**What to do**.
Report how many lines of the data below contain "大小总计". Give nothing besides the number.

-------- Data in this exercise --------

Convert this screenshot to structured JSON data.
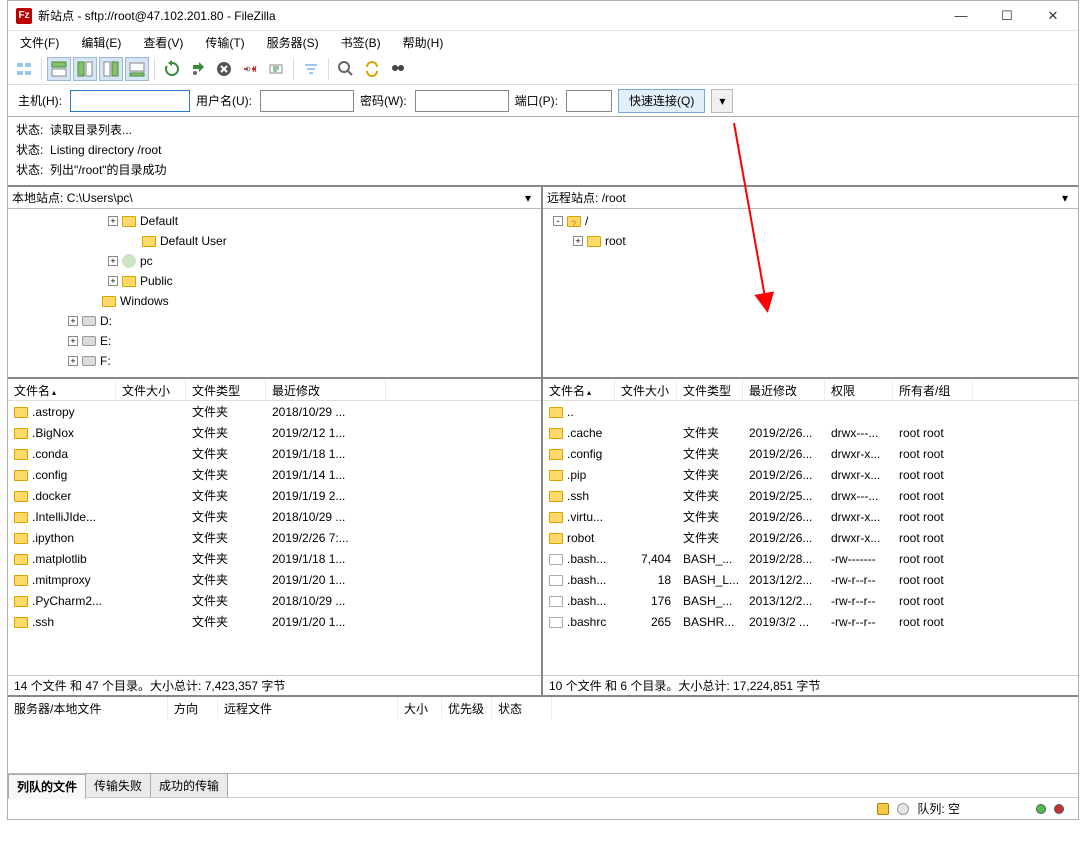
{
  "title": "新站点 - sftp://root@47.102.201.80 - FileZilla",
  "menu": {
    "file": "文件(F)",
    "edit": "编辑(E)",
    "view": "查看(V)",
    "transfer": "传输(T)",
    "server": "服务器(S)",
    "bookmarks": "书签(B)",
    "help": "帮助(H)"
  },
  "quick": {
    "host_label": "主机(H):",
    "host": "",
    "user_label": "用户名(U):",
    "user": "",
    "pass_label": "密码(W):",
    "pass": "",
    "port_label": "端口(P):",
    "port": "",
    "connect_btn": "快速连接(Q)"
  },
  "log": {
    "prefix": "状态:",
    "lines": [
      "读取目录列表...",
      "Listing directory /root",
      "列出\"/root\"的目录成功"
    ]
  },
  "local": {
    "label": "本地站点:",
    "path": "C:\\Users\\pc\\",
    "tree": [
      {
        "indent": 96,
        "expand": "+",
        "icon": "folder",
        "name": "Default"
      },
      {
        "indent": 116,
        "expand": "",
        "icon": "folder",
        "name": "Default User"
      },
      {
        "indent": 96,
        "expand": "+",
        "icon": "user",
        "name": "pc"
      },
      {
        "indent": 96,
        "expand": "+",
        "icon": "folder",
        "name": "Public"
      },
      {
        "indent": 76,
        "expand": "",
        "icon": "folder",
        "name": "Windows"
      },
      {
        "indent": 56,
        "expand": "+",
        "icon": "drive",
        "name": "D:"
      },
      {
        "indent": 56,
        "expand": "+",
        "icon": "drive",
        "name": "E:"
      },
      {
        "indent": 56,
        "expand": "+",
        "icon": "drive",
        "name": "F:"
      }
    ],
    "headers": {
      "name": "文件名",
      "size": "文件大小",
      "type": "文件类型",
      "modified": "最近修改"
    },
    "files": [
      {
        "name": ".astropy",
        "size": "",
        "type": "文件夹",
        "modified": "2018/10/29 ..."
      },
      {
        "name": ".BigNox",
        "size": "",
        "type": "文件夹",
        "modified": "2019/2/12 1..."
      },
      {
        "name": ".conda",
        "size": "",
        "type": "文件夹",
        "modified": "2019/1/18 1..."
      },
      {
        "name": ".config",
        "size": "",
        "type": "文件夹",
        "modified": "2019/1/14 1..."
      },
      {
        "name": ".docker",
        "size": "",
        "type": "文件夹",
        "modified": "2019/1/19 2..."
      },
      {
        "name": ".IntelliJIde...",
        "size": "",
        "type": "文件夹",
        "modified": "2018/10/29 ..."
      },
      {
        "name": ".ipython",
        "size": "",
        "type": "文件夹",
        "modified": "2019/2/26 7:..."
      },
      {
        "name": ".matplotlib",
        "size": "",
        "type": "文件夹",
        "modified": "2019/1/18 1..."
      },
      {
        "name": ".mitmproxy",
        "size": "",
        "type": "文件夹",
        "modified": "2019/1/20 1..."
      },
      {
        "name": ".PyCharm2...",
        "size": "",
        "type": "文件夹",
        "modified": "2018/10/29 ..."
      },
      {
        "name": ".ssh",
        "size": "",
        "type": "文件夹",
        "modified": "2019/1/20 1..."
      }
    ],
    "status": "14 个文件 和 47 个目录。大小总计: 7,423,357 字节"
  },
  "remote": {
    "label": "远程站点:",
    "path": "/root",
    "tree": [
      {
        "indent": 6,
        "expand": "-",
        "icon": "question",
        "name": "/"
      },
      {
        "indent": 26,
        "expand": "+",
        "icon": "folder",
        "name": "root"
      }
    ],
    "headers": {
      "name": "文件名",
      "size": "文件大小",
      "type": "文件类型",
      "modified": "最近修改",
      "perms": "权限",
      "owner": "所有者/组"
    },
    "files": [
      {
        "name": "..",
        "size": "",
        "type": "",
        "modified": "",
        "perms": "",
        "owner": ""
      },
      {
        "name": ".cache",
        "size": "",
        "type": "文件夹",
        "modified": "2019/2/26...",
        "perms": "drwx---...",
        "owner": "root root"
      },
      {
        "name": ".config",
        "size": "",
        "type": "文件夹",
        "modified": "2019/2/26...",
        "perms": "drwxr-x...",
        "owner": "root root"
      },
      {
        "name": ".pip",
        "size": "",
        "type": "文件夹",
        "modified": "2019/2/26...",
        "perms": "drwxr-x...",
        "owner": "root root"
      },
      {
        "name": ".ssh",
        "size": "",
        "type": "文件夹",
        "modified": "2019/2/25...",
        "perms": "drwx---...",
        "owner": "root root"
      },
      {
        "name": ".virtu...",
        "size": "",
        "type": "文件夹",
        "modified": "2019/2/26...",
        "perms": "drwxr-x...",
        "owner": "root root"
      },
      {
        "name": "robot",
        "size": "",
        "type": "文件夹",
        "modified": "2019/2/26...",
        "perms": "drwxr-x...",
        "owner": "root root"
      },
      {
        "name": ".bash...",
        "size": "7,404",
        "type": "BASH_...",
        "modified": "2019/2/28...",
        "perms": "-rw-------",
        "owner": "root root",
        "isFile": true
      },
      {
        "name": ".bash...",
        "size": "18",
        "type": "BASH_L...",
        "modified": "2013/12/2...",
        "perms": "-rw-r--r--",
        "owner": "root root",
        "isFile": true
      },
      {
        "name": ".bash...",
        "size": "176",
        "type": "BASH_...",
        "modified": "2013/12/2...",
        "perms": "-rw-r--r--",
        "owner": "root root",
        "isFile": true
      },
      {
        "name": ".bashrc",
        "size": "265",
        "type": "BASHR...",
        "modified": "2019/3/2 ...",
        "perms": "-rw-r--r--",
        "owner": "root root",
        "isFile": true
      }
    ],
    "status": "10 个文件 和 6 个目录。大小总计: 17,224,851 字节"
  },
  "queue": {
    "headers": [
      "服务器/本地文件",
      "方向",
      "远程文件",
      "大小",
      "优先级",
      "状态"
    ]
  },
  "tabs": {
    "queue": "列队的文件",
    "failed": "传输失败",
    "success": "成功的传输"
  },
  "footer": {
    "queue_label": "队列: 空"
  }
}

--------

**Solution for this problem**.
2